Constant, constant reinforcement that things were going to turn out all right.  Thanks, Karen.

Love.  And more love.  And a bunch of hugs.  Thanks, Karen.  Thanks, Elizabeth.  Thanks, Kristina.

Thanks, Karen.

And that's why I'm a bookseller.  It's an amazing group of people doing amazing things, and while books are at the center of it all, it's all those people doing all those things.  Writing the books, greenlighting the books, editing the books, designing the books, marketing the books, packing the books, delivering the books, receiving the books, stocking the books, talking the books, selling the books, reading the books, loving the books.

Loving the books.

Because when I said, I miss the bookstore, what I meant was - I miss the people.  All the wonderful people I had the chance to meet and work with for almost twenty years.

And so, being in Boston, instead of San Francisco, felt a bit like I was in the wilderness.  Silly, I know.  Because.

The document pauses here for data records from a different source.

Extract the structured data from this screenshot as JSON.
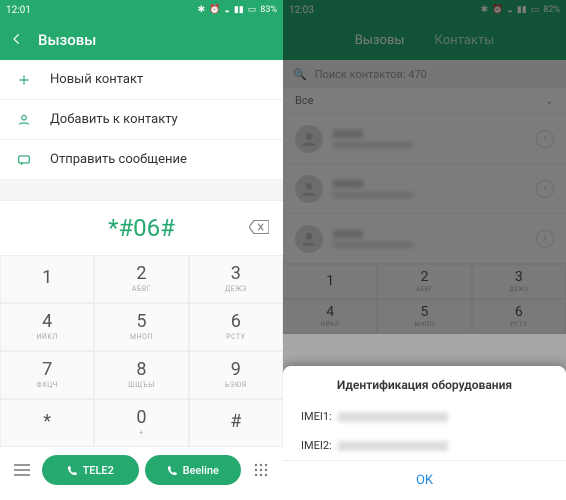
{
  "left": {
    "status": {
      "time": "12:01",
      "battery": "83%"
    },
    "header": {
      "title": "Вызовы"
    },
    "actions": [
      {
        "label": "Новый контакт"
      },
      {
        "label": "Добавить к контакту"
      },
      {
        "label": "Отправить сообщение"
      }
    ],
    "dial": {
      "display": "*#06#"
    },
    "keypad": [
      {
        "d": "1",
        "s": ""
      },
      {
        "d": "2",
        "s": "АБВГ"
      },
      {
        "d": "3",
        "s": "ДЕЖЗ"
      },
      {
        "d": "4",
        "s": "ИЙКЛ"
      },
      {
        "d": "5",
        "s": "МНОП"
      },
      {
        "d": "6",
        "s": "РСТУ"
      },
      {
        "d": "7",
        "s": "ФХЦЧ"
      },
      {
        "d": "8",
        "s": "ШЩЪЫ"
      },
      {
        "d": "9",
        "s": "ЬЭЮЯ"
      },
      {
        "d": "*",
        "s": ""
      },
      {
        "d": "0",
        "s": "+"
      },
      {
        "d": "#",
        "s": ""
      }
    ],
    "call": {
      "sim1": "TELE2",
      "sim2": "Beeline"
    }
  },
  "right": {
    "status": {
      "time": "12:03",
      "battery": "82%"
    },
    "tabs": {
      "a": "Вызовы",
      "b": "Контакты"
    },
    "search": {
      "text": "Поиск контактов: 470"
    },
    "filter": {
      "label": "Все"
    },
    "keypad": [
      {
        "d": "1",
        "s": ""
      },
      {
        "d": "2",
        "s": "АБВГ"
      },
      {
        "d": "3",
        "s": "ДЕЖЗ"
      },
      {
        "d": "4",
        "s": "ИЙКЛ"
      },
      {
        "d": "5",
        "s": "МНОП"
      },
      {
        "d": "6",
        "s": "РСТУ"
      }
    ],
    "dialog": {
      "title": "Идентификация оборудования",
      "row1": "IMEI1:",
      "row2": "IMEI2:",
      "ok": "OK"
    }
  }
}
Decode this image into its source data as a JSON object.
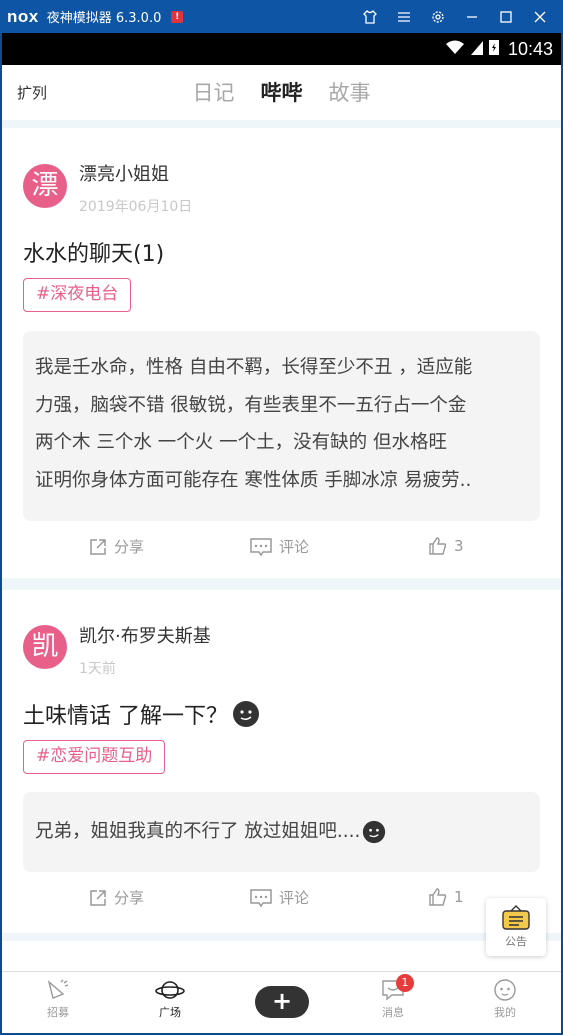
{
  "emulator": {
    "logo": "nox",
    "title": "夜神模拟器 6.3.0.0",
    "badge": "!"
  },
  "status_bar": {
    "time": "10:43"
  },
  "top_nav": {
    "left_label": "扩列",
    "tabs": [
      {
        "label": "日记",
        "active": false
      },
      {
        "label": "哔哔",
        "active": true
      },
      {
        "label": "故事",
        "active": false
      }
    ]
  },
  "posts": [
    {
      "avatar_char": "漂",
      "username": "漂亮小姐姐",
      "date": "2019年06月10日",
      "title": "水水的聊天(1)",
      "tag": "#深夜电台",
      "excerpt_lines": [
        "我是壬水命，性格 自由不羁，长得至少不丑 ，适应能",
        "力强，脑袋不错  很敏锐，有些表里不一五行占一个金",
        "两个木 三个水 一个火 一个土，没有缺的  但水格旺",
        "证明你身体方面可能存在 寒性体质  手脚冰凉 易疲劳.."
      ],
      "share_label": "分享",
      "comment_label": "评论",
      "likes": "3"
    },
    {
      "avatar_char": "凯",
      "username": "凯尔·布罗夫斯基",
      "date": "1天前",
      "title": "土味情话  了解一下？",
      "tag": "#恋爱问题互助",
      "excerpt_lines": [
        "兄弟，姐姐我真的不行了 放过姐姐吧...."
      ],
      "share_label": "分享",
      "comment_label": "评论",
      "likes": "1"
    }
  ],
  "notice": {
    "label": "公告"
  },
  "bottom_nav": {
    "items": [
      {
        "label": "招募",
        "active": false
      },
      {
        "label": "广场",
        "active": true
      },
      {
        "label": "消息",
        "active": false,
        "badge": "1"
      },
      {
        "label": "我的",
        "active": false
      }
    ],
    "plus": "+"
  },
  "colors": {
    "accent": "#e8608a",
    "emulator_bar": "#0e55a6",
    "background": "#eef6fa"
  }
}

Because, of course, it was home.  We were home.  I was home.  Because of my family, because of the books, because of the people west and east who reminded me that I'd just turned a page, that's all.  The wild things were there, sure.  But so was every other fabulous thing I'd known, would ever know.  Just waiting to be remembered, or met, or made.